● Description of the task
Copy out all the data, word for word.

[Supplied data — start]

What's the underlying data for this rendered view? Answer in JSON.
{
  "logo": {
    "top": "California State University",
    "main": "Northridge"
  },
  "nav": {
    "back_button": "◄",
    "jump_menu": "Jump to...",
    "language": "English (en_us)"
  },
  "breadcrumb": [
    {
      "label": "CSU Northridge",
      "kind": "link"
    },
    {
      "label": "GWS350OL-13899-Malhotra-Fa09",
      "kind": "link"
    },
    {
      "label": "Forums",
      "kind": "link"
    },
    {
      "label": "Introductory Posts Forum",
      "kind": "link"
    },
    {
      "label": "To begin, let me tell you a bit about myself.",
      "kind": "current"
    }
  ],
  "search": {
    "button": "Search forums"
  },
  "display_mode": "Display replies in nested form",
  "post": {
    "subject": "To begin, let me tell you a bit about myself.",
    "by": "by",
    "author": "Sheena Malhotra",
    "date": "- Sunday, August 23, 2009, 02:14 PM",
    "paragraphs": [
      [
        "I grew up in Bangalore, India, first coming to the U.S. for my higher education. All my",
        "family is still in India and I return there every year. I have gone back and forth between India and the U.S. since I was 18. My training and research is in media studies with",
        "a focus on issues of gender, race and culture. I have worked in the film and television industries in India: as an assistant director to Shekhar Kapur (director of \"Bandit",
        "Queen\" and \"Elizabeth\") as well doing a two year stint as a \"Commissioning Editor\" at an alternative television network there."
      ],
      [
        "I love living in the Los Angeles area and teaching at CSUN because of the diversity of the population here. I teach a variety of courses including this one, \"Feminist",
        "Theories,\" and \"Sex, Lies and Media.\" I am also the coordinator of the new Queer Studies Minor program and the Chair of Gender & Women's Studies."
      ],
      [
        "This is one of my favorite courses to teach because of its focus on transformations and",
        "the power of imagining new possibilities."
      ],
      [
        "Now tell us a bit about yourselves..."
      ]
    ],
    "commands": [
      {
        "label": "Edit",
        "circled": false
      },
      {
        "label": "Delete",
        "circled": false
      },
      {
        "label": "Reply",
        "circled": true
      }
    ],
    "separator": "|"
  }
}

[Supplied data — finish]

● Expected answer
What's the underlying data for this rendered view? Answer in JSON.
{
  "logo": {
    "top": "California State University",
    "main": "Northridge"
  },
  "nav": {
    "back_button": "◄",
    "jump_menu": "Jump to...",
    "language": "English (en_us)"
  },
  "breadcrumb": [
    {
      "label": "CSU Northridge",
      "kind": "link"
    },
    {
      "label": "GWS350OL-13899-Malhotra-Fa09",
      "kind": "link"
    },
    {
      "label": "Forums",
      "kind": "link"
    },
    {
      "label": "Introductory Posts Forum",
      "kind": "link"
    },
    {
      "label": "To begin, let me tell you a bit about myself.",
      "kind": "current"
    }
  ],
  "search": {
    "button": "Search forums"
  },
  "display_mode": "Display replies in nested form",
  "post": {
    "subject": "To begin, let me tell you a bit about myself.",
    "by": "by",
    "author": "Sheena Malhotra",
    "date": "- Sunday, August 23, 2009, 02:14 PM",
    "paragraphs": [
      [
        "I grew up in Bangalore, India, first coming to the U.S. for my higher education. All my",
        "family is still in India and I return there every year. I have gone back and forth between India and the U.S. since I was 18. My training and research is in media studies with",
        "a focus on issues of gender, race and culture. I have worked in the film and television industries in India: as an assistant director to Shekhar Kapur (director of \"Bandit",
        "Queen\" and \"Elizabeth\") as well doing a two year stint as a \"Commissioning Editor\" at an alternative television network there."
      ],
      [
        "I love living in the Los Angeles area and teaching at CSUN because of the diversity of the population here. I teach a variety of courses including this one, \"Feminist",
        "Theories,\" and \"Sex, Lies and Media.\" I am also the coordinator of the new Queer Studies Minor program and the Chair of Gender & Women's Studies."
      ],
      [
        "This is one of my favorite courses to teach because of its focus on transformations and",
        "the power of imagining new possibilities."
      ],
      [
        "Now tell us a bit about yourselves..."
      ]
    ],
    "commands": [
      {
        "label": "Edit",
        "circled": false
      },
      {
        "label": "Delete",
        "circled": false
      },
      {
        "label": "Reply",
        "circled": true
      }
    ],
    "separator": "|"
  }
}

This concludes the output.